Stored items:
-----

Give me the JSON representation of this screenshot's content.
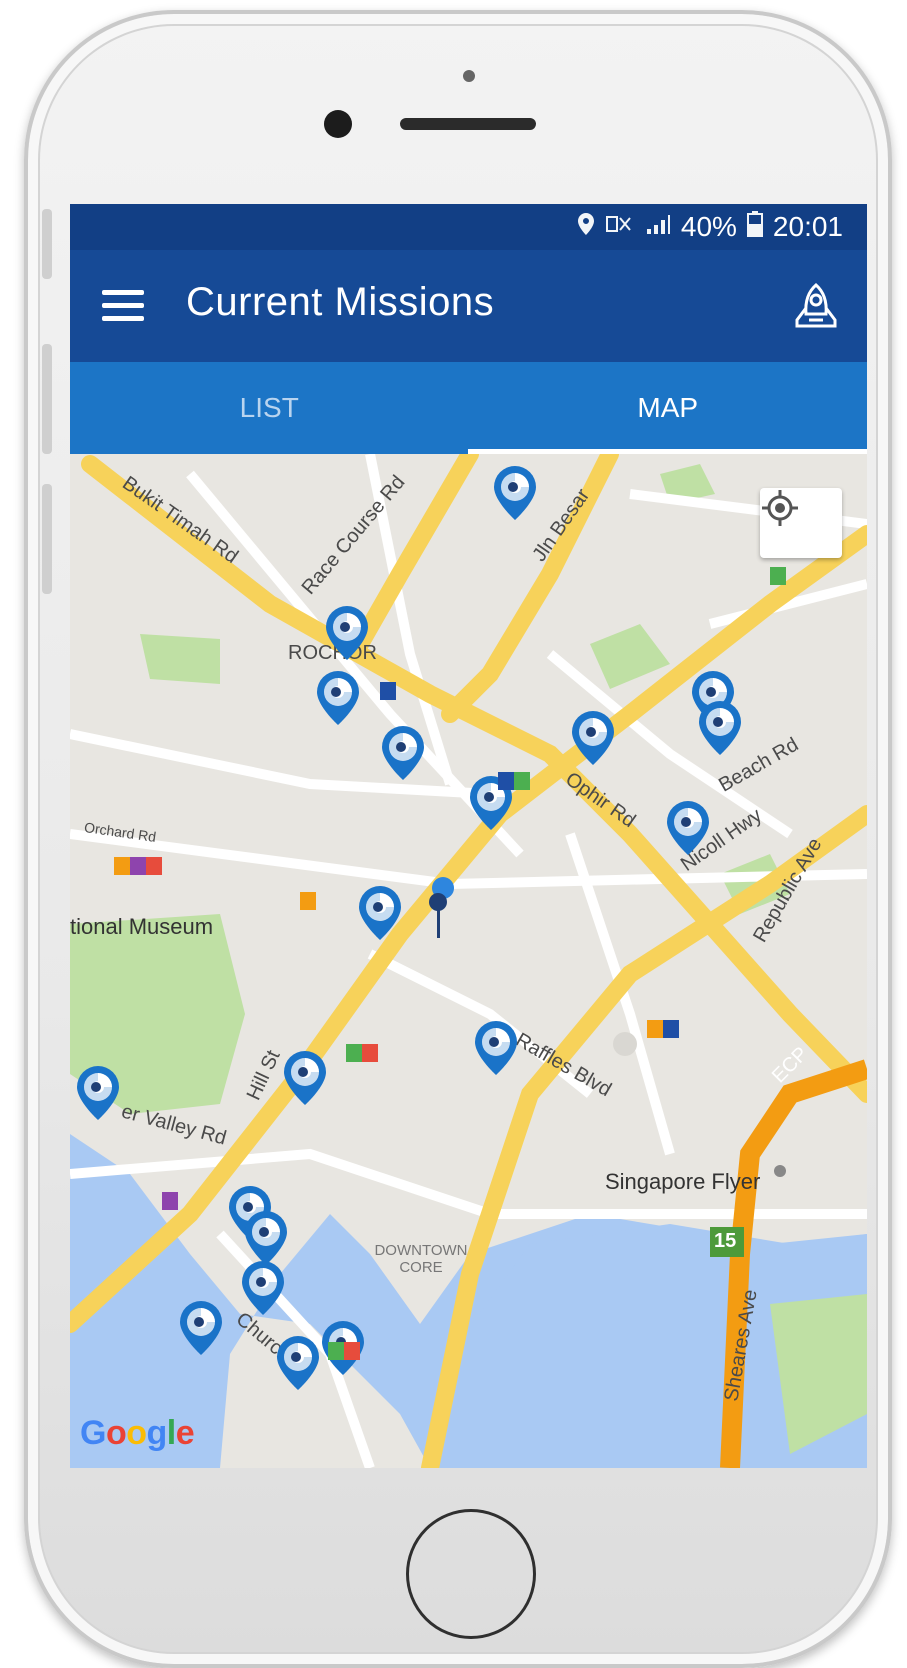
{
  "status_bar": {
    "signal_text": "◢",
    "battery": "40%",
    "time": "20:01"
  },
  "toolbar": {
    "title": "Current Missions"
  },
  "tabs": [
    {
      "label": "LIST",
      "active": false
    },
    {
      "label": "MAP",
      "active": true
    }
  ],
  "map": {
    "street_labels": {
      "bukit_timah": "Bukit Timah Rd",
      "race_course": "Race Course Rd",
      "jln_besar": "Jln Besar",
      "rochor": "ROCHOR",
      "ophir": "Ophir Rd",
      "beach": "Beach Rd",
      "nicoll": "Nicoll Hwy",
      "republic": "Republic Ave",
      "orchard": "Orchard Rd",
      "raffles": "Raffles Blvd",
      "hill": "Hill St",
      "river_valley": "er Valley Rd",
      "downtown": "DOWNTOWN CORE",
      "church": "Church St",
      "sheares": "Sheares Ave",
      "ecp": "ECP",
      "highway_number": "15"
    },
    "places": {
      "museum": "tional Museum",
      "flyer": "Singapore Flyer"
    },
    "attribution": "Google"
  },
  "colors": {
    "status_bar": "#123f85",
    "toolbar": "#164a96",
    "tabs": "#1c75c6",
    "pin": "#1a73c8",
    "road_major": "#f7d25a",
    "road_expressway": "#f39c12",
    "water": "#a9c9f3",
    "park": "#bfe0a4"
  }
}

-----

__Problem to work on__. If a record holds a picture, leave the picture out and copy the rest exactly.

__Solution below__.
Give me the JSON representation of this screenshot's content.
{
  "status_bar": {
    "signal_text": "◢",
    "battery": "40%",
    "time": "20:01"
  },
  "toolbar": {
    "title": "Current Missions"
  },
  "tabs": [
    {
      "label": "LIST",
      "active": false
    },
    {
      "label": "MAP",
      "active": true
    }
  ],
  "map": {
    "street_labels": {
      "bukit_timah": "Bukit Timah Rd",
      "race_course": "Race Course Rd",
      "jln_besar": "Jln Besar",
      "rochor": "ROCHOR",
      "ophir": "Ophir Rd",
      "beach": "Beach Rd",
      "nicoll": "Nicoll Hwy",
      "republic": "Republic Ave",
      "orchard": "Orchard Rd",
      "raffles": "Raffles Blvd",
      "hill": "Hill St",
      "river_valley": "er Valley Rd",
      "downtown": "DOWNTOWN CORE",
      "church": "Church St",
      "sheares": "Sheares Ave",
      "ecp": "ECP",
      "highway_number": "15"
    },
    "places": {
      "museum": "tional Museum",
      "flyer": "Singapore Flyer"
    },
    "attribution": "Google"
  },
  "colors": {
    "status_bar": "#123f85",
    "toolbar": "#164a96",
    "tabs": "#1c75c6",
    "pin": "#1a73c8",
    "road_major": "#f7d25a",
    "road_expressway": "#f39c12",
    "water": "#a9c9f3",
    "park": "#bfe0a4"
  }
}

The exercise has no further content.